### INPUT ###
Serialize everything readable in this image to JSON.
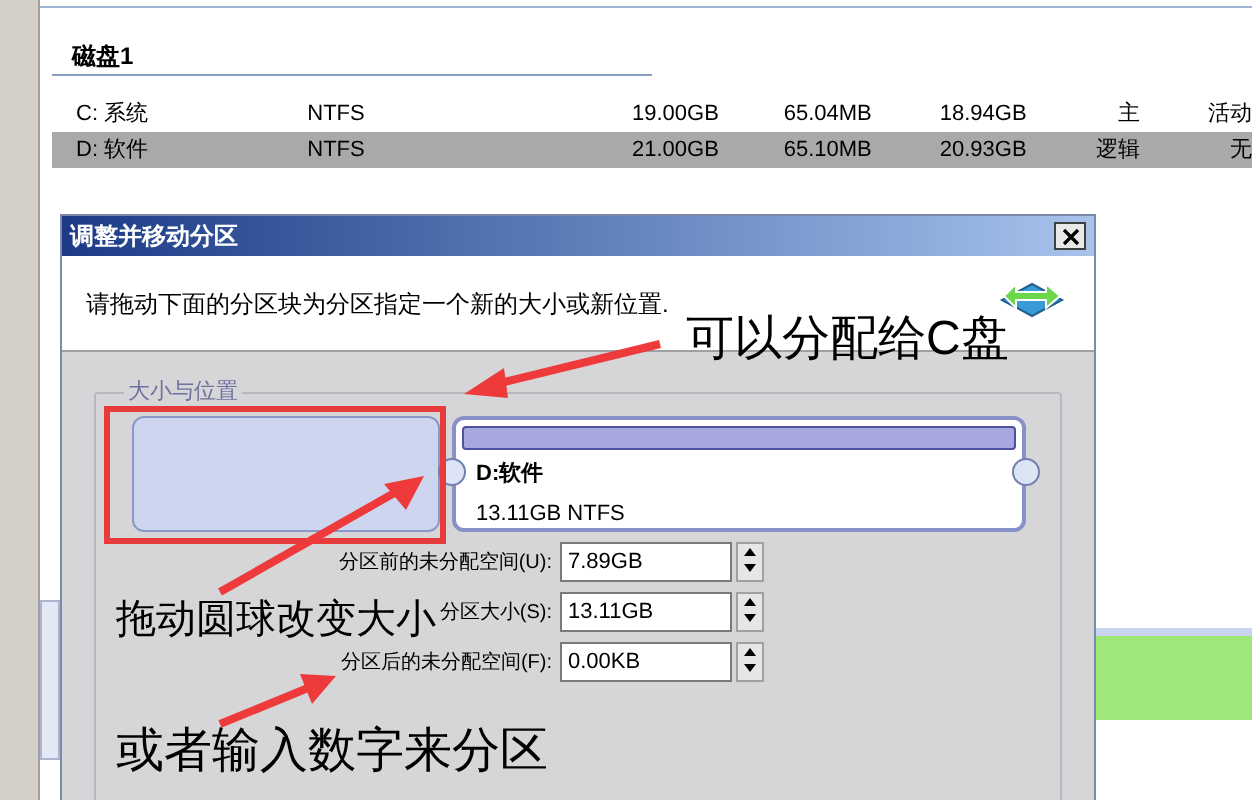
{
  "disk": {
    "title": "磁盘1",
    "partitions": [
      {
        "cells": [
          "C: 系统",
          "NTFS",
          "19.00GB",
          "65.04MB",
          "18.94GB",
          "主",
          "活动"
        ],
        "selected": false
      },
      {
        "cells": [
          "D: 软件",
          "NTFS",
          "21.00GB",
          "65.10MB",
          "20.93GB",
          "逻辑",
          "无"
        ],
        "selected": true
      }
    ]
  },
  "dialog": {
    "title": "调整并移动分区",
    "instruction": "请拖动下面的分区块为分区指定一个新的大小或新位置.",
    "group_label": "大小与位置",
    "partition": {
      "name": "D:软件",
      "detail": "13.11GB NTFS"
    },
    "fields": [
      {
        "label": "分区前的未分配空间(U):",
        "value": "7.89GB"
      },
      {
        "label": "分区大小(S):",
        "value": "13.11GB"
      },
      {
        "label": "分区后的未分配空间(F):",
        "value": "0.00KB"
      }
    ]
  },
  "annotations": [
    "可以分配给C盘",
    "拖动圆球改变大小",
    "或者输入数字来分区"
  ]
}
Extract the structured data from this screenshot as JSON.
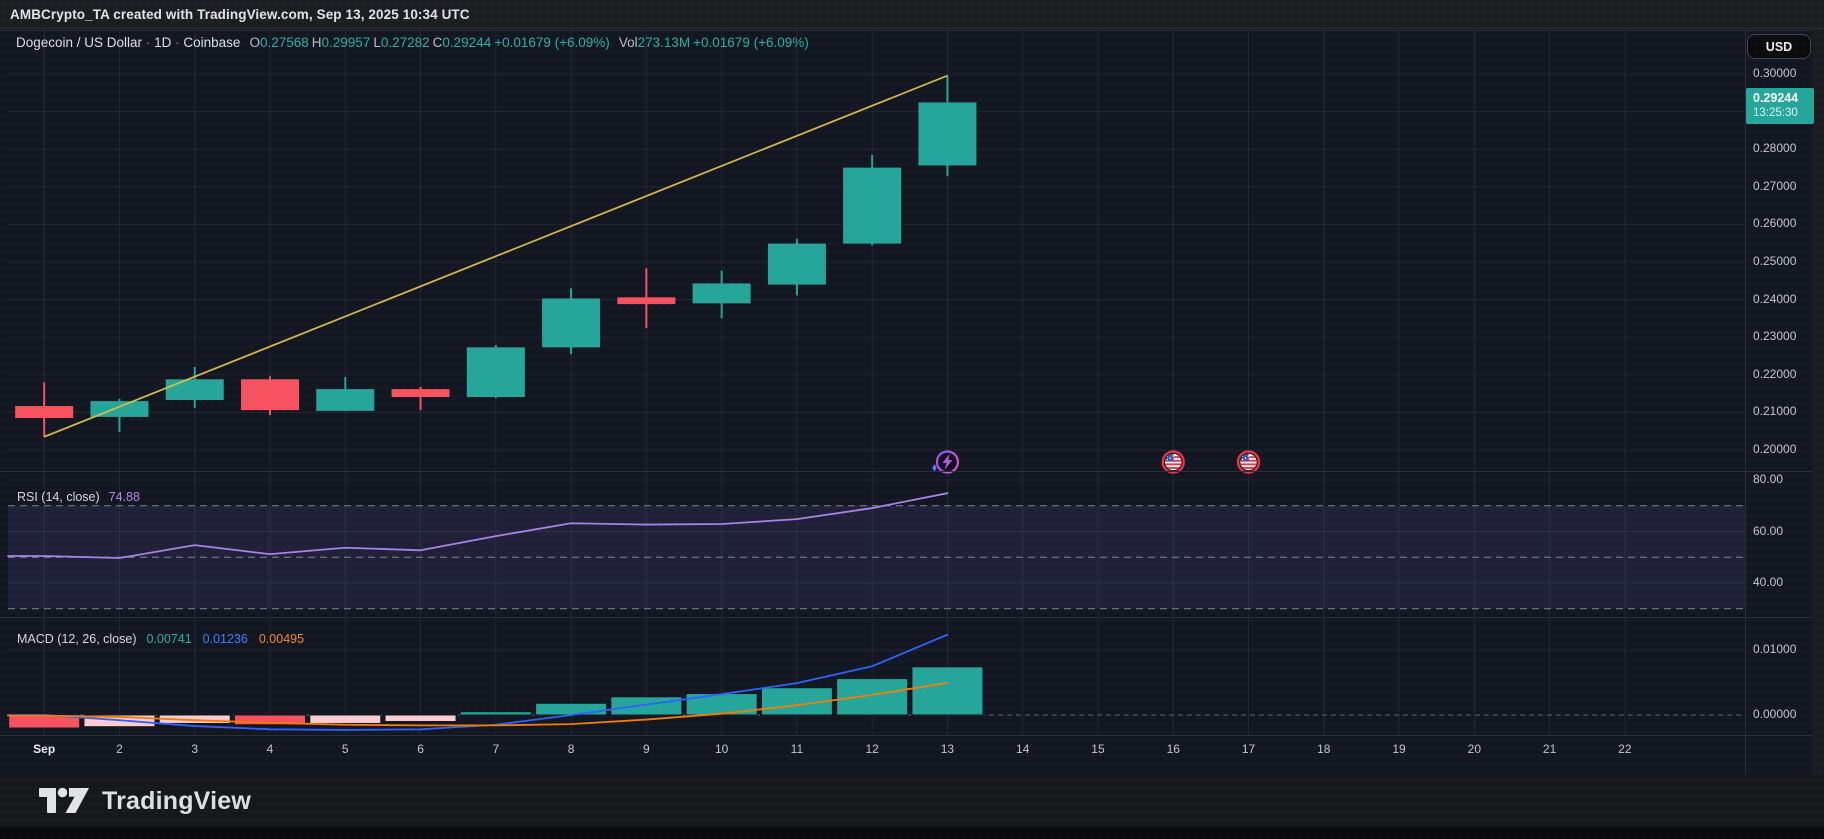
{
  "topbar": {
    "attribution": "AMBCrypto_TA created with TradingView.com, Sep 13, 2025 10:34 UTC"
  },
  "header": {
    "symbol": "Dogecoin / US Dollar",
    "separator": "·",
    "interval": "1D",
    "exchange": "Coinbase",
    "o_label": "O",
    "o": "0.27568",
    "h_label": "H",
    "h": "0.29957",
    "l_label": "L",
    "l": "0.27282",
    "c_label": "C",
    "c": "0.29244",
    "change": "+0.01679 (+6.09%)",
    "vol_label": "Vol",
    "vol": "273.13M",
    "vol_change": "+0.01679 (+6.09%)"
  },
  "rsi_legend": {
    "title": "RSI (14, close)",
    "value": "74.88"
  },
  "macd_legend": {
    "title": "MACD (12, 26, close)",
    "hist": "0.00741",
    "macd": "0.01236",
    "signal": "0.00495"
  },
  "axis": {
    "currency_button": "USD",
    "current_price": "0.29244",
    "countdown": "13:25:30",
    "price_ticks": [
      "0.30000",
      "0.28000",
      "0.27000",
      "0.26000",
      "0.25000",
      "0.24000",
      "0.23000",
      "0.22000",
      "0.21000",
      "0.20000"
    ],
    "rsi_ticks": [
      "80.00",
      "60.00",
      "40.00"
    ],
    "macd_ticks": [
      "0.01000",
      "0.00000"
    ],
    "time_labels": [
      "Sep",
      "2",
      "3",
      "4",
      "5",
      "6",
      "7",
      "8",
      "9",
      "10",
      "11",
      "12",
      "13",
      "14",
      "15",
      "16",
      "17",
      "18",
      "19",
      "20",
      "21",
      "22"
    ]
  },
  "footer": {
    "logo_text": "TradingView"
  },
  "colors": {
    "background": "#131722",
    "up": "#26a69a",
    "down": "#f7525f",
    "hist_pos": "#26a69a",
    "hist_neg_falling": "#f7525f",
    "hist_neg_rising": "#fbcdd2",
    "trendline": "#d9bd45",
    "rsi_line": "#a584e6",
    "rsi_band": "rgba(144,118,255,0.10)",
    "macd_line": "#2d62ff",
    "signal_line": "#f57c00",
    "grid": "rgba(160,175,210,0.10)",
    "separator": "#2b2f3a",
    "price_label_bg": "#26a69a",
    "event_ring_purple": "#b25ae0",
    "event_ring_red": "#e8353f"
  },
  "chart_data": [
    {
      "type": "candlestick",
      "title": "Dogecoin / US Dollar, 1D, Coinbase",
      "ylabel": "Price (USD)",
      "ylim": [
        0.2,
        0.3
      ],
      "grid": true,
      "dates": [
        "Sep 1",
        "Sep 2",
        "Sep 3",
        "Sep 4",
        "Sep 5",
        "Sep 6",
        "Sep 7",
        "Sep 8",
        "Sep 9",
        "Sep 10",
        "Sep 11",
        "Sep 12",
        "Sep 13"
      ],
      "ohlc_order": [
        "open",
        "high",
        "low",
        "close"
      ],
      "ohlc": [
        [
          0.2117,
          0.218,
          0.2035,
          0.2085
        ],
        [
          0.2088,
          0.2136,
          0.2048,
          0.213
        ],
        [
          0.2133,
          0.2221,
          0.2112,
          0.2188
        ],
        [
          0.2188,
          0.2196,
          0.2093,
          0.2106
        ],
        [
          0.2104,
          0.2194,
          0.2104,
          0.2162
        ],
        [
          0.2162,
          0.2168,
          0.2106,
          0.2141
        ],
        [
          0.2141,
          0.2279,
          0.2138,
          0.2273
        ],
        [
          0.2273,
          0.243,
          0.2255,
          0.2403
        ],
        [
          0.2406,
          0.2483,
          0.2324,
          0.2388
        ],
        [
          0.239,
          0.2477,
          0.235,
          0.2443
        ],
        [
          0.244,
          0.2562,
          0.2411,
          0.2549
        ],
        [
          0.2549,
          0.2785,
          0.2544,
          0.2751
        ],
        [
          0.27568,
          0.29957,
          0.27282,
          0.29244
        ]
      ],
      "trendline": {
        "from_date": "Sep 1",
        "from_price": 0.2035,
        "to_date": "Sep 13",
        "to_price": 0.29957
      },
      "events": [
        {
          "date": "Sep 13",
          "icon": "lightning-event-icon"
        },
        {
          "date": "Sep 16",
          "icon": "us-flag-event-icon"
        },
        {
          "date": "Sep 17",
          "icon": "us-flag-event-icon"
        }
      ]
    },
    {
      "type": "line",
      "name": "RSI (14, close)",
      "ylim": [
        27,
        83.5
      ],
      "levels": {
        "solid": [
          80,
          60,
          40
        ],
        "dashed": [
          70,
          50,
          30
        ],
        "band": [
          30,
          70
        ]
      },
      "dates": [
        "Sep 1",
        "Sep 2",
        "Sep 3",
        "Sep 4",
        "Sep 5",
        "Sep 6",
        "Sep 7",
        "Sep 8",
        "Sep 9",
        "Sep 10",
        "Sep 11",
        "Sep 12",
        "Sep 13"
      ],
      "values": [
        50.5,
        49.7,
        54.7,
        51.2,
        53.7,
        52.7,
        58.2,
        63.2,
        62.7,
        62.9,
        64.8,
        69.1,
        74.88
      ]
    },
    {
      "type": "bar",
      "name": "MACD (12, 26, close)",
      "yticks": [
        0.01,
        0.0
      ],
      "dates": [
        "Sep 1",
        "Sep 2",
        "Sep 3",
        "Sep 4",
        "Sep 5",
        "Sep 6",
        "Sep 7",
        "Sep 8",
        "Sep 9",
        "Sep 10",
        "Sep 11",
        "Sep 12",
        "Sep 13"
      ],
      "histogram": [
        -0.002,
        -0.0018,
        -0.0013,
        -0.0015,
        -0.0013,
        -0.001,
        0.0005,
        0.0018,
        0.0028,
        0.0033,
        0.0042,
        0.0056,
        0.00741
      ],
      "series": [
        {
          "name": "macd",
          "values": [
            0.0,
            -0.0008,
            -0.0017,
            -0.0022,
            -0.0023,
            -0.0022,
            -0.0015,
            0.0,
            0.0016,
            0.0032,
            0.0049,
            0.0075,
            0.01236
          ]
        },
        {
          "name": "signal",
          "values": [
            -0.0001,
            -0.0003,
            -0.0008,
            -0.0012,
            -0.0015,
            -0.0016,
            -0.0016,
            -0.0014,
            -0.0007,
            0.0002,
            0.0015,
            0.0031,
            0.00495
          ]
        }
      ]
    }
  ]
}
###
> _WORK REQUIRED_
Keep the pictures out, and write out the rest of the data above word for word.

> _RESULT OF THE EXERCISE_
Serialize everything readable in this image to JSON.
{
  "disk": {
    "title": "磁盘1",
    "partitions": [
      {
        "cells": [
          "C: 系统",
          "NTFS",
          "19.00GB",
          "65.04MB",
          "18.94GB",
          "主",
          "活动"
        ],
        "selected": false
      },
      {
        "cells": [
          "D: 软件",
          "NTFS",
          "21.00GB",
          "65.10MB",
          "20.93GB",
          "逻辑",
          "无"
        ],
        "selected": true
      }
    ]
  },
  "dialog": {
    "title": "调整并移动分区",
    "instruction": "请拖动下面的分区块为分区指定一个新的大小或新位置.",
    "group_label": "大小与位置",
    "partition": {
      "name": "D:软件",
      "detail": "13.11GB NTFS"
    },
    "fields": [
      {
        "label": "分区前的未分配空间(U):",
        "value": "7.89GB"
      },
      {
        "label": "分区大小(S):",
        "value": "13.11GB"
      },
      {
        "label": "分区后的未分配空间(F):",
        "value": "0.00KB"
      }
    ]
  },
  "annotations": [
    "可以分配给C盘",
    "拖动圆球改变大小",
    "或者输入数字来分区"
  ]
}
Extract the structured data from this screenshot as JSON.
{
  "topbar": {
    "attribution": "AMBCrypto_TA created with TradingView.com, Sep 13, 2025 10:34 UTC"
  },
  "header": {
    "symbol": "Dogecoin / US Dollar",
    "separator": "·",
    "interval": "1D",
    "exchange": "Coinbase",
    "o_label": "O",
    "o": "0.27568",
    "h_label": "H",
    "h": "0.29957",
    "l_label": "L",
    "l": "0.27282",
    "c_label": "C",
    "c": "0.29244",
    "change": "+0.01679 (+6.09%)",
    "vol_label": "Vol",
    "vol": "273.13M",
    "vol_change": "+0.01679 (+6.09%)"
  },
  "rsi_legend": {
    "title": "RSI (14, close)",
    "value": "74.88"
  },
  "macd_legend": {
    "title": "MACD (12, 26, close)",
    "hist": "0.00741",
    "macd": "0.01236",
    "signal": "0.00495"
  },
  "axis": {
    "currency_button": "USD",
    "current_price": "0.29244",
    "countdown": "13:25:30",
    "price_ticks": [
      "0.30000",
      "0.28000",
      "0.27000",
      "0.26000",
      "0.25000",
      "0.24000",
      "0.23000",
      "0.22000",
      "0.21000",
      "0.20000"
    ],
    "rsi_ticks": [
      "80.00",
      "60.00",
      "40.00"
    ],
    "macd_ticks": [
      "0.01000",
      "0.00000"
    ],
    "time_labels": [
      "Sep",
      "2",
      "3",
      "4",
      "5",
      "6",
      "7",
      "8",
      "9",
      "10",
      "11",
      "12",
      "13",
      "14",
      "15",
      "16",
      "17",
      "18",
      "19",
      "20",
      "21",
      "22"
    ]
  },
  "footer": {
    "logo_text": "TradingView"
  },
  "colors": {
    "background": "#131722",
    "up": "#26a69a",
    "down": "#f7525f",
    "hist_pos": "#26a69a",
    "hist_neg_falling": "#f7525f",
    "hist_neg_rising": "#fbcdd2",
    "trendline": "#d9bd45",
    "rsi_line": "#a584e6",
    "rsi_band": "rgba(144,118,255,0.10)",
    "macd_line": "#2d62ff",
    "signal_line": "#f57c00",
    "grid": "rgba(160,175,210,0.10)",
    "separator": "#2b2f3a",
    "price_label_bg": "#26a69a",
    "event_ring_purple": "#b25ae0",
    "event_ring_red": "#e8353f"
  },
  "chart_data": [
    {
      "type": "candlestick",
      "title": "Dogecoin / US Dollar, 1D, Coinbase",
      "ylabel": "Price (USD)",
      "ylim": [
        0.2,
        0.3
      ],
      "grid": true,
      "dates": [
        "Sep 1",
        "Sep 2",
        "Sep 3",
        "Sep 4",
        "Sep 5",
        "Sep 6",
        "Sep 7",
        "Sep 8",
        "Sep 9",
        "Sep 10",
        "Sep 11",
        "Sep 12",
        "Sep 13"
      ],
      "ohlc_order": [
        "open",
        "high",
        "low",
        "close"
      ],
      "ohlc": [
        [
          0.2117,
          0.218,
          0.2035,
          0.2085
        ],
        [
          0.2088,
          0.2136,
          0.2048,
          0.213
        ],
        [
          0.2133,
          0.2221,
          0.2112,
          0.2188
        ],
        [
          0.2188,
          0.2196,
          0.2093,
          0.2106
        ],
        [
          0.2104,
          0.2194,
          0.2104,
          0.2162
        ],
        [
          0.2162,
          0.2168,
          0.2106,
          0.2141
        ],
        [
          0.2141,
          0.2279,
          0.2138,
          0.2273
        ],
        [
          0.2273,
          0.243,
          0.2255,
          0.2403
        ],
        [
          0.2406,
          0.2483,
          0.2324,
          0.2388
        ],
        [
          0.239,
          0.2477,
          0.235,
          0.2443
        ],
        [
          0.244,
          0.2562,
          0.2411,
          0.2549
        ],
        [
          0.2549,
          0.2785,
          0.2544,
          0.2751
        ],
        [
          0.27568,
          0.29957,
          0.27282,
          0.29244
        ]
      ],
      "trendline": {
        "from_date": "Sep 1",
        "from_price": 0.2035,
        "to_date": "Sep 13",
        "to_price": 0.29957
      },
      "events": [
        {
          "date": "Sep 13",
          "icon": "lightning-event-icon"
        },
        {
          "date": "Sep 16",
          "icon": "us-flag-event-icon"
        },
        {
          "date": "Sep 17",
          "icon": "us-flag-event-icon"
        }
      ]
    },
    {
      "type": "line",
      "name": "RSI (14, close)",
      "ylim": [
        27,
        83.5
      ],
      "levels": {
        "solid": [
          80,
          60,
          40
        ],
        "dashed": [
          70,
          50,
          30
        ],
        "band": [
          30,
          70
        ]
      },
      "dates": [
        "Sep 1",
        "Sep 2",
        "Sep 3",
        "Sep 4",
        "Sep 5",
        "Sep 6",
        "Sep 7",
        "Sep 8",
        "Sep 9",
        "Sep 10",
        "Sep 11",
        "Sep 12",
        "Sep 13"
      ],
      "values": [
        50.5,
        49.7,
        54.7,
        51.2,
        53.7,
        52.7,
        58.2,
        63.2,
        62.7,
        62.9,
        64.8,
        69.1,
        74.88
      ]
    },
    {
      "type": "bar",
      "name": "MACD (12, 26, close)",
      "yticks": [
        0.01,
        0.0
      ],
      "dates": [
        "Sep 1",
        "Sep 2",
        "Sep 3",
        "Sep 4",
        "Sep 5",
        "Sep 6",
        "Sep 7",
        "Sep 8",
        "Sep 9",
        "Sep 10",
        "Sep 11",
        "Sep 12",
        "Sep 13"
      ],
      "histogram": [
        -0.002,
        -0.0018,
        -0.0013,
        -0.0015,
        -0.0013,
        -0.001,
        0.0005,
        0.0018,
        0.0028,
        0.0033,
        0.0042,
        0.0056,
        0.00741
      ],
      "series": [
        {
          "name": "macd",
          "values": [
            0.0,
            -0.0008,
            -0.0017,
            -0.0022,
            -0.0023,
            -0.0022,
            -0.0015,
            0.0,
            0.0016,
            0.0032,
            0.0049,
            0.0075,
            0.01236
          ]
        },
        {
          "name": "signal",
          "values": [
            -0.0001,
            -0.0003,
            -0.0008,
            -0.0012,
            -0.0015,
            -0.0016,
            -0.0016,
            -0.0014,
            -0.0007,
            0.0002,
            0.0015,
            0.0031,
            0.00495
          ]
        }
      ]
    }
  ]
}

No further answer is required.